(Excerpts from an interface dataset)
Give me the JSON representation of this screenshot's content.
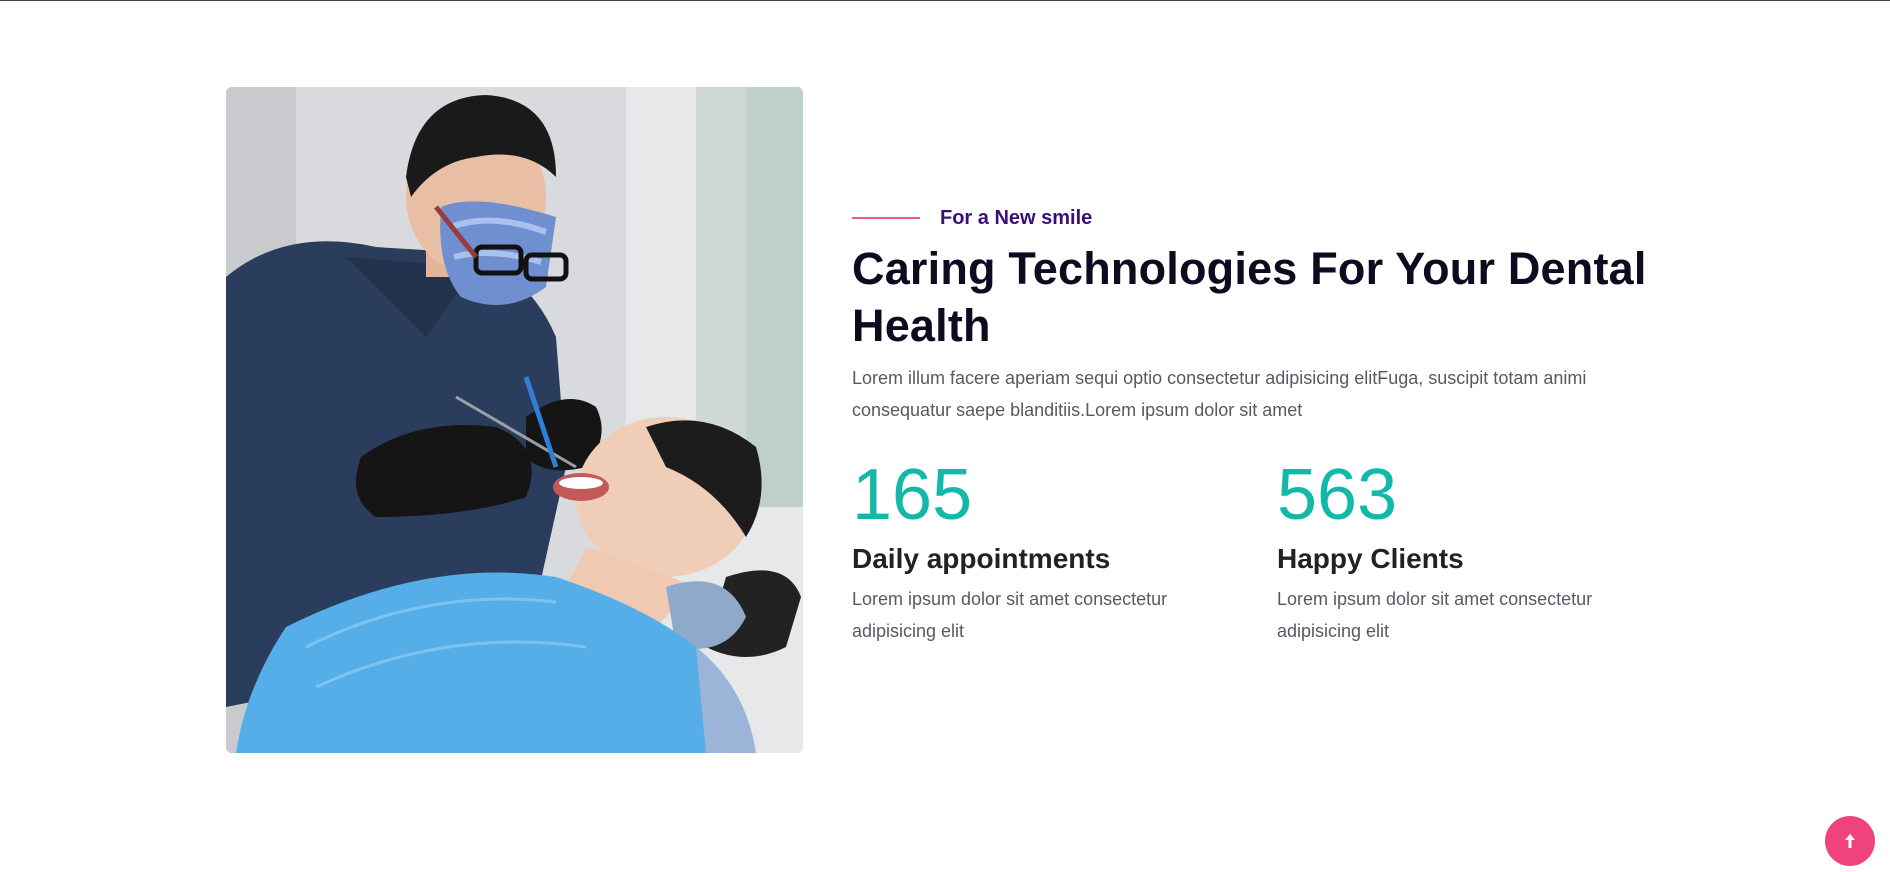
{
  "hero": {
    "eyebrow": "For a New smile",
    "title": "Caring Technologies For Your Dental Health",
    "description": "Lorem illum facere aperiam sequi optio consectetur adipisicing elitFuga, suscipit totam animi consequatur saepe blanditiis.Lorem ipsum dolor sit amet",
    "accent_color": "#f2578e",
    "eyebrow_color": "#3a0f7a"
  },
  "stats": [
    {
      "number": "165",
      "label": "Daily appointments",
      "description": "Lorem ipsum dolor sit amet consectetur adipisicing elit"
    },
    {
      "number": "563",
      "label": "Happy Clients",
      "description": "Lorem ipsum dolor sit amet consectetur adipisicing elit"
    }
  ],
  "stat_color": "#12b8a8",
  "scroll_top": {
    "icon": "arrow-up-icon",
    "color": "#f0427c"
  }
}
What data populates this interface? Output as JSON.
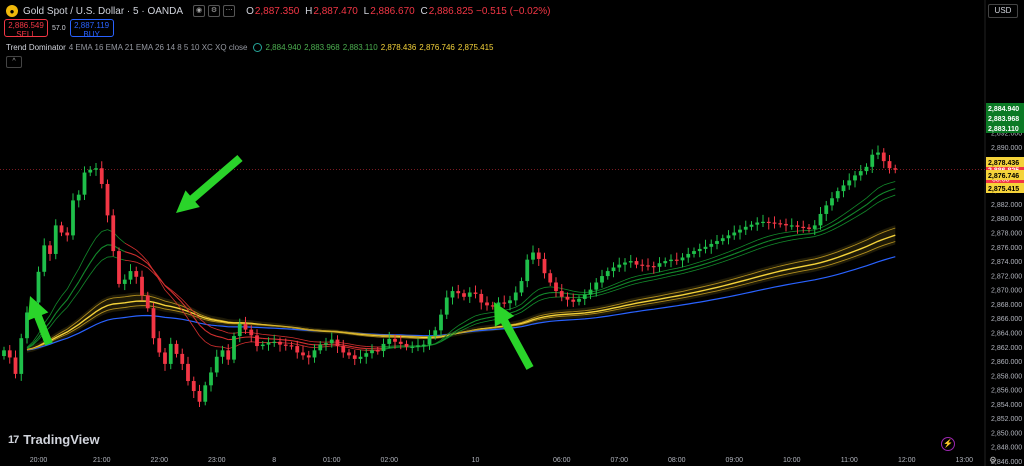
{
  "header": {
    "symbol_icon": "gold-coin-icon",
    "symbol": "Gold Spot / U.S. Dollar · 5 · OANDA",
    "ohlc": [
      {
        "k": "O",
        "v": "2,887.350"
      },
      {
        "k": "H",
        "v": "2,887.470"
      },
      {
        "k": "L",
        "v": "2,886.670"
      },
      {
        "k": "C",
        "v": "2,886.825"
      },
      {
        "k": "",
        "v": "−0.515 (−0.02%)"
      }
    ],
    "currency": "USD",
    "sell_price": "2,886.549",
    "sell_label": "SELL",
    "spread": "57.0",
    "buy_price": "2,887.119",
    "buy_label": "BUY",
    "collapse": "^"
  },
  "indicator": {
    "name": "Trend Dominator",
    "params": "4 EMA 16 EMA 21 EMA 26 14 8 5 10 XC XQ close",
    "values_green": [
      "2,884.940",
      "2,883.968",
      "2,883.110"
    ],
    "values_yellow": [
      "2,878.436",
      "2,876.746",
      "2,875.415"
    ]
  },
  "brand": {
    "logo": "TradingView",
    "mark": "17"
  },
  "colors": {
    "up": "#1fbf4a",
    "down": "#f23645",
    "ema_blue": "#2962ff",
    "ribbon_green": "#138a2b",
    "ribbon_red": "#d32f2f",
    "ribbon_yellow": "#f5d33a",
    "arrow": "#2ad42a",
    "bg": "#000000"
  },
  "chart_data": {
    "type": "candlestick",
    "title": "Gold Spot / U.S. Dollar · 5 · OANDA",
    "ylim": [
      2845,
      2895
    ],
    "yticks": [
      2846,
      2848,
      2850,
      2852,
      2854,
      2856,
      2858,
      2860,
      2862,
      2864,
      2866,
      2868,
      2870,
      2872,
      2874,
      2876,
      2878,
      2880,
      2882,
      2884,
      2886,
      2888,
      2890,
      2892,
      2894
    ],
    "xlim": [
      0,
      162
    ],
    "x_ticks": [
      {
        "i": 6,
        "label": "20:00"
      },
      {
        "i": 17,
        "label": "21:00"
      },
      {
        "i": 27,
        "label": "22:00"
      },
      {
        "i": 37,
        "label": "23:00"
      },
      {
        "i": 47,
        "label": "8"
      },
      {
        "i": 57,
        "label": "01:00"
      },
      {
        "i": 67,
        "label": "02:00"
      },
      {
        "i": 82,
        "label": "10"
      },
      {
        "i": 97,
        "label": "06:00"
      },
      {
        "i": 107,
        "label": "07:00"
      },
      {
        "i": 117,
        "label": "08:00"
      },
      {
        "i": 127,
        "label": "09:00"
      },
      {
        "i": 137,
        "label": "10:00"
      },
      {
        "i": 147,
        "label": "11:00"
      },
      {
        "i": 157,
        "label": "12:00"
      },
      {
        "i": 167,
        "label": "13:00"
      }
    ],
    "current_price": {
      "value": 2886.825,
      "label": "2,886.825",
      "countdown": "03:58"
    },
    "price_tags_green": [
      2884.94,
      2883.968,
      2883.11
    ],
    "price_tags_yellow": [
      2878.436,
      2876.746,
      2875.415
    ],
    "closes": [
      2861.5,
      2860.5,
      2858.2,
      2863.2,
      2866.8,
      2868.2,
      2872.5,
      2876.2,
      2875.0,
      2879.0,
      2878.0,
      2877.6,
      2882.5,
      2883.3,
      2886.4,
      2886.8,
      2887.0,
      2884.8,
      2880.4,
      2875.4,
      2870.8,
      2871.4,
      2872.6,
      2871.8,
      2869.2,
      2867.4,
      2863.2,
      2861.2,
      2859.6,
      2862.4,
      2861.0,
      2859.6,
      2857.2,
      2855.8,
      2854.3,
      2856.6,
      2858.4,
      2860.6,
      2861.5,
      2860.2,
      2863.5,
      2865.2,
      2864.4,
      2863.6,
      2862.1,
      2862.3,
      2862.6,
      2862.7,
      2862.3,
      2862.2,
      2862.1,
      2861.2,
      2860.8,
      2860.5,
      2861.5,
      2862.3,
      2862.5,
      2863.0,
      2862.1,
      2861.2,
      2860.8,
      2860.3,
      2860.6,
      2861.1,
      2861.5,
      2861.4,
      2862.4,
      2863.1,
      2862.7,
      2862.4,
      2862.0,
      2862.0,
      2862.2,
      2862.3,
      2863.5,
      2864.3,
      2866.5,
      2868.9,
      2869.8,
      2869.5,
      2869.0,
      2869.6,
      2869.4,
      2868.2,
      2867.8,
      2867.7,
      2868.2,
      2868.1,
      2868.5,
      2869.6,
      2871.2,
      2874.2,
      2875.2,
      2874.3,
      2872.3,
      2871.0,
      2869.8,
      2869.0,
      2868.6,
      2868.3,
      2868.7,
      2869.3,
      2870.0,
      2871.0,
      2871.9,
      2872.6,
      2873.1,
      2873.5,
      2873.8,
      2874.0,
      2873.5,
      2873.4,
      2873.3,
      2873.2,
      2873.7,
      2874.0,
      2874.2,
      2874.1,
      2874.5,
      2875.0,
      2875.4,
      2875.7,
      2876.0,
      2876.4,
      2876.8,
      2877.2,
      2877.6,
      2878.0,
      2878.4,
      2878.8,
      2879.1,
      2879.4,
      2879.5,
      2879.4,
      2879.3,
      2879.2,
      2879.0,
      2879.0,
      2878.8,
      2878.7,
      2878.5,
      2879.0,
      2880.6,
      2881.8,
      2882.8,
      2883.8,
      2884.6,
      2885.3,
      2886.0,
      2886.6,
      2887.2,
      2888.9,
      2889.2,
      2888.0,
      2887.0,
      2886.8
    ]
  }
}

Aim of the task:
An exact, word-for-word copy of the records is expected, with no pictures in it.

Exercise answer:
Give me the JSON representation of this screenshot's content.
{
  "hero": {
    "eyebrow": "For a New smile",
    "title": "Caring Technologies For Your Dental Health",
    "description": "Lorem illum facere aperiam sequi optio consectetur adipisicing elitFuga, suscipit totam animi consequatur saepe blanditiis.Lorem ipsum dolor sit amet",
    "accent_color": "#f2578e",
    "eyebrow_color": "#3a0f7a"
  },
  "stats": [
    {
      "number": "165",
      "label": "Daily appointments",
      "description": "Lorem ipsum dolor sit amet consectetur adipisicing elit"
    },
    {
      "number": "563",
      "label": "Happy Clients",
      "description": "Lorem ipsum dolor sit amet consectetur adipisicing elit"
    }
  ],
  "stat_color": "#12b8a8",
  "scroll_top": {
    "icon": "arrow-up-icon",
    "color": "#f0427c"
  }
}
What data populates this interface? Output as JSON.
{
  "header": {
    "symbol_icon": "gold-coin-icon",
    "symbol": "Gold Spot / U.S. Dollar · 5 · OANDA",
    "ohlc": [
      {
        "k": "O",
        "v": "2,887.350"
      },
      {
        "k": "H",
        "v": "2,887.470"
      },
      {
        "k": "L",
        "v": "2,886.670"
      },
      {
        "k": "C",
        "v": "2,886.825"
      },
      {
        "k": "",
        "v": "−0.515 (−0.02%)"
      }
    ],
    "currency": "USD",
    "sell_price": "2,886.549",
    "sell_label": "SELL",
    "spread": "57.0",
    "buy_price": "2,887.119",
    "buy_label": "BUY",
    "collapse": "^"
  },
  "indicator": {
    "name": "Trend Dominator",
    "params": "4 EMA 16 EMA 21 EMA 26 14 8 5 10 XC XQ close",
    "values_green": [
      "2,884.940",
      "2,883.968",
      "2,883.110"
    ],
    "values_yellow": [
      "2,878.436",
      "2,876.746",
      "2,875.415"
    ]
  },
  "brand": {
    "logo": "TradingView",
    "mark": "17"
  },
  "colors": {
    "up": "#1fbf4a",
    "down": "#f23645",
    "ema_blue": "#2962ff",
    "ribbon_green": "#138a2b",
    "ribbon_red": "#d32f2f",
    "ribbon_yellow": "#f5d33a",
    "arrow": "#2ad42a",
    "bg": "#000000"
  },
  "chart_data": {
    "type": "candlestick",
    "title": "Gold Spot / U.S. Dollar · 5 · OANDA",
    "ylim": [
      2845,
      2895
    ],
    "yticks": [
      2846,
      2848,
      2850,
      2852,
      2854,
      2856,
      2858,
      2860,
      2862,
      2864,
      2866,
      2868,
      2870,
      2872,
      2874,
      2876,
      2878,
      2880,
      2882,
      2884,
      2886,
      2888,
      2890,
      2892,
      2894
    ],
    "xlim": [
      0,
      162
    ],
    "x_ticks": [
      {
        "i": 6,
        "label": "20:00"
      },
      {
        "i": 17,
        "label": "21:00"
      },
      {
        "i": 27,
        "label": "22:00"
      },
      {
        "i": 37,
        "label": "23:00"
      },
      {
        "i": 47,
        "label": "8"
      },
      {
        "i": 57,
        "label": "01:00"
      },
      {
        "i": 67,
        "label": "02:00"
      },
      {
        "i": 82,
        "label": "10"
      },
      {
        "i": 97,
        "label": "06:00"
      },
      {
        "i": 107,
        "label": "07:00"
      },
      {
        "i": 117,
        "label": "08:00"
      },
      {
        "i": 127,
        "label": "09:00"
      },
      {
        "i": 137,
        "label": "10:00"
      },
      {
        "i": 147,
        "label": "11:00"
      },
      {
        "i": 157,
        "label": "12:00"
      },
      {
        "i": 167,
        "label": "13:00"
      }
    ],
    "current_price": {
      "value": 2886.825,
      "label": "2,886.825",
      "countdown": "03:58"
    },
    "price_tags_green": [
      2884.94,
      2883.968,
      2883.11
    ],
    "price_tags_yellow": [
      2878.436,
      2876.746,
      2875.415
    ],
    "closes": [
      2861.5,
      2860.5,
      2858.2,
      2863.2,
      2866.8,
      2868.2,
      2872.5,
      2876.2,
      2875.0,
      2879.0,
      2878.0,
      2877.6,
      2882.5,
      2883.3,
      2886.4,
      2886.8,
      2887.0,
      2884.8,
      2880.4,
      2875.4,
      2870.8,
      2871.4,
      2872.6,
      2871.8,
      2869.2,
      2867.4,
      2863.2,
      2861.2,
      2859.6,
      2862.4,
      2861.0,
      2859.6,
      2857.2,
      2855.8,
      2854.3,
      2856.6,
      2858.4,
      2860.6,
      2861.5,
      2860.2,
      2863.5,
      2865.2,
      2864.4,
      2863.6,
      2862.1,
      2862.3,
      2862.6,
      2862.7,
      2862.3,
      2862.2,
      2862.1,
      2861.2,
      2860.8,
      2860.5,
      2861.5,
      2862.3,
      2862.5,
      2863.0,
      2862.1,
      2861.2,
      2860.8,
      2860.3,
      2860.6,
      2861.1,
      2861.5,
      2861.4,
      2862.4,
      2863.1,
      2862.7,
      2862.4,
      2862.0,
      2862.0,
      2862.2,
      2862.3,
      2863.5,
      2864.3,
      2866.5,
      2868.9,
      2869.8,
      2869.5,
      2869.0,
      2869.6,
      2869.4,
      2868.2,
      2867.8,
      2867.7,
      2868.2,
      2868.1,
      2868.5,
      2869.6,
      2871.2,
      2874.2,
      2875.2,
      2874.3,
      2872.3,
      2871.0,
      2869.8,
      2869.0,
      2868.6,
      2868.3,
      2868.7,
      2869.3,
      2870.0,
      2871.0,
      2871.9,
      2872.6,
      2873.1,
      2873.5,
      2873.8,
      2874.0,
      2873.5,
      2873.4,
      2873.3,
      2873.2,
      2873.7,
      2874.0,
      2874.2,
      2874.1,
      2874.5,
      2875.0,
      2875.4,
      2875.7,
      2876.0,
      2876.4,
      2876.8,
      2877.2,
      2877.6,
      2878.0,
      2878.4,
      2878.8,
      2879.1,
      2879.4,
      2879.5,
      2879.4,
      2879.3,
      2879.2,
      2879.0,
      2879.0,
      2878.8,
      2878.7,
      2878.5,
      2879.0,
      2880.6,
      2881.8,
      2882.8,
      2883.8,
      2884.6,
      2885.3,
      2886.0,
      2886.6,
      2887.2,
      2888.9,
      2889.2,
      2888.0,
      2887.0,
      2886.8
    ]
  }
}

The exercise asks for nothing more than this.